  • Venue: Lecture Hall, International House of Japan

Tessa Morris-Suzuki
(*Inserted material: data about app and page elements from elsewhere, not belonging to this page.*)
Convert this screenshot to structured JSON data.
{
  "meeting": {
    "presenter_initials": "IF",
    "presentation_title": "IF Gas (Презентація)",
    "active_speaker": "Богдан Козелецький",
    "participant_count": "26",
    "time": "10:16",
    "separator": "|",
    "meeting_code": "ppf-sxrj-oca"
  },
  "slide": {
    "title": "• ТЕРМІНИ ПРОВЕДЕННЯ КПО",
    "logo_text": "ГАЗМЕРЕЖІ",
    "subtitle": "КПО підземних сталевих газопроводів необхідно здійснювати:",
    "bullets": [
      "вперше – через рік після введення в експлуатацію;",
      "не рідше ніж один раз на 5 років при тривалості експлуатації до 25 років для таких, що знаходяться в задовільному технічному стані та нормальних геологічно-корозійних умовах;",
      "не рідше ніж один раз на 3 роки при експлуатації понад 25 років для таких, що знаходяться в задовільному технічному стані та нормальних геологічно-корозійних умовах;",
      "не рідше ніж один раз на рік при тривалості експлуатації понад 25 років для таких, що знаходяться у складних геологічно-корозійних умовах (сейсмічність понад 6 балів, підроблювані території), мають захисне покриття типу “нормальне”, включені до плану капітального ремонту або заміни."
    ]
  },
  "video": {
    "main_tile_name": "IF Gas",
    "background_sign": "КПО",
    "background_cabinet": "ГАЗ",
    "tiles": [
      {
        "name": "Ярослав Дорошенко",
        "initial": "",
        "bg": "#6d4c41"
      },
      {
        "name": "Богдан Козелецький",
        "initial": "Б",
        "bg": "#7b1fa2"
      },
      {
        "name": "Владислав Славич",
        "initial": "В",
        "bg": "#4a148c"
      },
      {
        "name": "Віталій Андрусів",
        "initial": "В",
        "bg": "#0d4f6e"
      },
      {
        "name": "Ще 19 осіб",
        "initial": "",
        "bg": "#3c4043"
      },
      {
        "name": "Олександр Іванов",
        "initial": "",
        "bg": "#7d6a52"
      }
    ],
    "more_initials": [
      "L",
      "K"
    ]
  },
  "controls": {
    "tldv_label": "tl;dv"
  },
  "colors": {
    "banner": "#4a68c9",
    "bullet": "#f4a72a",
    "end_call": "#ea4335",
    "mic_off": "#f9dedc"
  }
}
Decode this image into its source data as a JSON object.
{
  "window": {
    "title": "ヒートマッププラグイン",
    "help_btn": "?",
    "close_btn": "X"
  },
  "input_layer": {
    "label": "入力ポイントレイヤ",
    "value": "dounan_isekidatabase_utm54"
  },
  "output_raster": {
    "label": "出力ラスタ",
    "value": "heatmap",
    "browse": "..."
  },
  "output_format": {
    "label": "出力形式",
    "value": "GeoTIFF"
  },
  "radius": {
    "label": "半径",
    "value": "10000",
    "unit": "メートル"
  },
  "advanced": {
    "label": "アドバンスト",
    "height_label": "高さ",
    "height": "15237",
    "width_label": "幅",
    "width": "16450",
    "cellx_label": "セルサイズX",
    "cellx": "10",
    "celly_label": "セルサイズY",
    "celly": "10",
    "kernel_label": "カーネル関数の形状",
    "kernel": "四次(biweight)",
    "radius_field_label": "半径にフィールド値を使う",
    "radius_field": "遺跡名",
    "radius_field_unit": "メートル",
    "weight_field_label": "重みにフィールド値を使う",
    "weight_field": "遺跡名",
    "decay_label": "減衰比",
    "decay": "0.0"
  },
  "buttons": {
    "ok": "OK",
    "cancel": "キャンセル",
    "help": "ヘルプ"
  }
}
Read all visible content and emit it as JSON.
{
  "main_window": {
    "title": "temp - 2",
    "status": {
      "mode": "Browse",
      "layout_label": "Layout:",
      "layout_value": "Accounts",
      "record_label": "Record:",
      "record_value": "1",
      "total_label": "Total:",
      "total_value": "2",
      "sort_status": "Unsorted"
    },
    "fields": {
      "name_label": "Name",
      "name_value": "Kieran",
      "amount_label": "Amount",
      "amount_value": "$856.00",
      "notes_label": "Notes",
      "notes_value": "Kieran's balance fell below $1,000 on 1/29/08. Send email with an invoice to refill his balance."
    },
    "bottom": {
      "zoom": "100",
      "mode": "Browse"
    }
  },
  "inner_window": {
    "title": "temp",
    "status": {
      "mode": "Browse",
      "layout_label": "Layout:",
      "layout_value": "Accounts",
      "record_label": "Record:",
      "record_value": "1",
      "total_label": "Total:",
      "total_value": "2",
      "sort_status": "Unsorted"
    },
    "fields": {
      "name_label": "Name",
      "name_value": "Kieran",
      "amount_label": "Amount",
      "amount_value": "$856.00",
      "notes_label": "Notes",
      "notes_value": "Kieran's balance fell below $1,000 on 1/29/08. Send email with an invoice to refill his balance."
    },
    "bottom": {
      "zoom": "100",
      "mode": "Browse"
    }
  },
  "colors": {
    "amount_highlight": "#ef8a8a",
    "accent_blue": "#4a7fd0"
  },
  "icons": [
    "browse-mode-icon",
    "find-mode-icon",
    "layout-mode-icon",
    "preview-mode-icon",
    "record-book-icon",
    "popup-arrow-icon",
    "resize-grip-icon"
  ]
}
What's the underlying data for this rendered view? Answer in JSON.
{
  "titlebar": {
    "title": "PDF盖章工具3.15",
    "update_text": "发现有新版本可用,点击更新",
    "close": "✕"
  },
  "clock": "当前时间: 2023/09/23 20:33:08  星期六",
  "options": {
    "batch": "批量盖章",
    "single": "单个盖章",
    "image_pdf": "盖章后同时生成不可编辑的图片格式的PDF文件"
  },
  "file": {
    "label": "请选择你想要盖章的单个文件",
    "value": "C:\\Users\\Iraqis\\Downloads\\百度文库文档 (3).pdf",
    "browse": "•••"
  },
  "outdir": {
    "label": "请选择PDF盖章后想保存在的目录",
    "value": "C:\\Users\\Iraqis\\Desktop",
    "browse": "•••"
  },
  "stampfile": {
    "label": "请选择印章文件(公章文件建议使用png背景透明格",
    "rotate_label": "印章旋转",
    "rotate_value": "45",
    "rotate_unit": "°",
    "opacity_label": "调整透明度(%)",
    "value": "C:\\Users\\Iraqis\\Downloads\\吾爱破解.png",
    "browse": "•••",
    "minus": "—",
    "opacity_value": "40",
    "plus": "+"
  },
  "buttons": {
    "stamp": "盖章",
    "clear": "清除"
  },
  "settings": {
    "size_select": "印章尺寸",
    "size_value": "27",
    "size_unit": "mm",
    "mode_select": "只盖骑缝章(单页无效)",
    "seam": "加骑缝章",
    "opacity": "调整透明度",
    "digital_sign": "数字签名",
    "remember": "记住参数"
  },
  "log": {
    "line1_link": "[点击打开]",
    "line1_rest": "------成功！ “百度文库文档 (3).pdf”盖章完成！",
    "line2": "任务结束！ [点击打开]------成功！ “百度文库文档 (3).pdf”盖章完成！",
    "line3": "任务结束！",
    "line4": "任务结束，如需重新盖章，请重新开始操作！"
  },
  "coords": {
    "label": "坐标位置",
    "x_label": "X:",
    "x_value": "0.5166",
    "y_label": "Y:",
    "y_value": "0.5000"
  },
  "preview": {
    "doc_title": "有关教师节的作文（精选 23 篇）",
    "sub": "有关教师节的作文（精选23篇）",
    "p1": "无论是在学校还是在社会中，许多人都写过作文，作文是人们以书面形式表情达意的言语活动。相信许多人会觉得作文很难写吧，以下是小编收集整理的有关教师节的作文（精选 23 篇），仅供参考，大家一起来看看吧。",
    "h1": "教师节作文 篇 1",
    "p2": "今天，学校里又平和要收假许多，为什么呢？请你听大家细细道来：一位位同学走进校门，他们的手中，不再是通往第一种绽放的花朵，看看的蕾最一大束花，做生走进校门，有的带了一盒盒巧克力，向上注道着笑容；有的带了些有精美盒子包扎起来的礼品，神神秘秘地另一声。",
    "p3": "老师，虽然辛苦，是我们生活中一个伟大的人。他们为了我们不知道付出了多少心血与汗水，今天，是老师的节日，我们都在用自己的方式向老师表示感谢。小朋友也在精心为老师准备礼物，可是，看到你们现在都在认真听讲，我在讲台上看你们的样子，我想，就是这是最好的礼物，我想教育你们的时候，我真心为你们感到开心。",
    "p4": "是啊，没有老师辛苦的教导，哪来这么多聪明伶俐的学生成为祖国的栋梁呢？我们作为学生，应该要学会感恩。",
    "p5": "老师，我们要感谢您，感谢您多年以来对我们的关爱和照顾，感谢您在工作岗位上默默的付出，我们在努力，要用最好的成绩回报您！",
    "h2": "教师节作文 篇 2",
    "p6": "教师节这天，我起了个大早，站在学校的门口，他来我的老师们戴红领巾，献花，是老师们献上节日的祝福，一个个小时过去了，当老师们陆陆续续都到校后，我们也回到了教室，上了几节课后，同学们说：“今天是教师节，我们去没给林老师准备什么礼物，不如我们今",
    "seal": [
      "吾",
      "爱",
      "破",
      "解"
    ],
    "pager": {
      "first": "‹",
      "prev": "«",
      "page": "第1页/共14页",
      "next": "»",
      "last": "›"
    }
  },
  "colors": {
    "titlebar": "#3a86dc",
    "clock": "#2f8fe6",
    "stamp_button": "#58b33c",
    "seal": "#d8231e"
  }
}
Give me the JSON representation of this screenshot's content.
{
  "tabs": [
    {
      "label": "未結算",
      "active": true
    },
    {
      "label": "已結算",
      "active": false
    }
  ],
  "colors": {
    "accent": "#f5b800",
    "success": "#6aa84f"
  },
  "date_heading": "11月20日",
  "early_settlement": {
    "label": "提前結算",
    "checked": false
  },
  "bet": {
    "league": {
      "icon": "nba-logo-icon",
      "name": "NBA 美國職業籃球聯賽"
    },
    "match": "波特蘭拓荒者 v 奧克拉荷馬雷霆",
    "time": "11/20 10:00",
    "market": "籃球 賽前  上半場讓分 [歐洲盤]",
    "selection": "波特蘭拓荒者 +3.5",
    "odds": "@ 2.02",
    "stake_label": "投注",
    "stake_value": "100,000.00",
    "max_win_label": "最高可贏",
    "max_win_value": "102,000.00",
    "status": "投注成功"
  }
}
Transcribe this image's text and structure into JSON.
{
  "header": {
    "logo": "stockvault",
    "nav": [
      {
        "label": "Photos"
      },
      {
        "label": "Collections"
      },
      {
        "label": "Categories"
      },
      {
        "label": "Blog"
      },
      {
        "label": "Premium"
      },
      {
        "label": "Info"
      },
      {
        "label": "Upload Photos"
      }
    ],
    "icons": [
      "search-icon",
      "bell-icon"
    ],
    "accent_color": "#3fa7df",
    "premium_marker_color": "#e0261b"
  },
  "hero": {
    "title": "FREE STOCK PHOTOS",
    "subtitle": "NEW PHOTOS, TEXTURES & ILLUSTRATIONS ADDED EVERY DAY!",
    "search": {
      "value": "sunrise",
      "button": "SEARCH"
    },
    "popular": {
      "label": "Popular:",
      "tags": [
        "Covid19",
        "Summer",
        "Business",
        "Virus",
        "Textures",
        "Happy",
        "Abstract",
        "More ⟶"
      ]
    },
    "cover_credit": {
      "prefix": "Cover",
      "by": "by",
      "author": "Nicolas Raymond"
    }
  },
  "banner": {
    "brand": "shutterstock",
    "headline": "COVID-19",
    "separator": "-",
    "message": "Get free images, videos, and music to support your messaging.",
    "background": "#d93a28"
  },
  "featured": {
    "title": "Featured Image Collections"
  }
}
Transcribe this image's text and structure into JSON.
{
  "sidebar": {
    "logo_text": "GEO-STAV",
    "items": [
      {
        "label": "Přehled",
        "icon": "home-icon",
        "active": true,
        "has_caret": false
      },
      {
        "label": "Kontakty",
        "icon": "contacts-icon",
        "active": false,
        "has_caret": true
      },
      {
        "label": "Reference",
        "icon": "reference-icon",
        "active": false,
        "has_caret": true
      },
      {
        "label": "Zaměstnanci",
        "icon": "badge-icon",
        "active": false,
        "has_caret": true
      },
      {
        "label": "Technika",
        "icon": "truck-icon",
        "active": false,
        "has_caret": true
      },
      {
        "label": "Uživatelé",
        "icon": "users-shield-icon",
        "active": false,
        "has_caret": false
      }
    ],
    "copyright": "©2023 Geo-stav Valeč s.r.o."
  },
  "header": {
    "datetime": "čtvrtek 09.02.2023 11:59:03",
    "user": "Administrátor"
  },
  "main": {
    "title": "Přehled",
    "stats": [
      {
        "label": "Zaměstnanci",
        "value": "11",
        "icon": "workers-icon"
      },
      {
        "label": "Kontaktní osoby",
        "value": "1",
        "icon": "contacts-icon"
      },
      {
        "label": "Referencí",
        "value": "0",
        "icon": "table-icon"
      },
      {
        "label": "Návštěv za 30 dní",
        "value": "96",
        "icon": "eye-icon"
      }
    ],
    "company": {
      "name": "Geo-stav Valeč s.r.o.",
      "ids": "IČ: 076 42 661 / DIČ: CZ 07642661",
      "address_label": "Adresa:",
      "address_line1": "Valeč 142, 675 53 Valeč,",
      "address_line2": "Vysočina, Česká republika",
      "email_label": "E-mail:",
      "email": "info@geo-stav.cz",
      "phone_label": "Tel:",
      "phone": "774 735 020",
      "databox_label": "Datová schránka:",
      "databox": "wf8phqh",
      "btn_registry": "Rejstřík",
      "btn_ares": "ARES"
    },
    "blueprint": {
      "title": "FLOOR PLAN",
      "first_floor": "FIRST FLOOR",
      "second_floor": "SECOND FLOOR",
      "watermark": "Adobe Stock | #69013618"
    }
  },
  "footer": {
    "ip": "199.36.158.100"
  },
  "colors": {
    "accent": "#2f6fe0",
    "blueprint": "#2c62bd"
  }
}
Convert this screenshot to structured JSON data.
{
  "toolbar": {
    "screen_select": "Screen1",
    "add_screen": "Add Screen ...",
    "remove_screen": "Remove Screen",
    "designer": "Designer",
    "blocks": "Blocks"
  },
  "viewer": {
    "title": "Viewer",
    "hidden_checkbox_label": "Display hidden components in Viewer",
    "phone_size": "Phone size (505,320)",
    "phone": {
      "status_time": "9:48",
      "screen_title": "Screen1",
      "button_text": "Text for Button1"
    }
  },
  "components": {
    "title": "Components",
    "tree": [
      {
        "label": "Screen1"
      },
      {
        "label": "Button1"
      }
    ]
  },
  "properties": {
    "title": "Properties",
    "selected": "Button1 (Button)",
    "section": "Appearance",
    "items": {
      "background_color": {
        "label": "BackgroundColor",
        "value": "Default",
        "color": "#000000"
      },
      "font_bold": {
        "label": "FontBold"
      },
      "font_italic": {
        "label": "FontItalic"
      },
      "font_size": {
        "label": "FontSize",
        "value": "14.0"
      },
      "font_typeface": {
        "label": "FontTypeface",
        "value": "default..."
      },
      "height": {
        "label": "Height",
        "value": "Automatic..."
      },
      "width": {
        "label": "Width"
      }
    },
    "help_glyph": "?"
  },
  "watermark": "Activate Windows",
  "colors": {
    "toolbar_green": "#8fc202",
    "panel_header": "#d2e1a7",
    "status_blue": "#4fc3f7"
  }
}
Having received a Ph.D. from the University of Bath, Tessa Morris-Suzuki holds a chair in Japanese history at the Research School of Pacific and Asian Studies, Australian National University. She has done in-depth research on the social effects of technological change and on issues of national identity in modern Japan. She is currently engaged in a collaborative research project on border controls in Asia and has just started to write a series of articles entitled “Enduring Freedom” in the journal “Sekai” published by Iwanami Shoten. Her books include Showa: An Inside History of Hirohito’s Japan (Athlone, 1984), Beyond Computopia: Information, Automation and Democracy in Japan (Kegan Paul International, 1988), A History of Japanese Economic Thought (Routledge, 1989), The Technological Transformation of Japan (Cambridge University Press, 1994), and Re-inventing Japan: Time, Space, Nation (M.E. Sharpe, 1998). This lecture will examine the modern history of Japan’s frontiers, and consider their impact on the lives of minority communities in Japan. Japan is often seen as an “island nation” whose frontiers are determined by geography. But a closer look at Japan’s frontiers suggests that they are products of history, and have changed repeatedly in response to political changes in East Asia. An exploration of the impact of changing frontiers on the lives of minority groups such as Ainu, Okinawans and Koreans in Japan is important to understanding the contemporary significance of Japan’s frontiers in the twenty-first century world of global human mobility.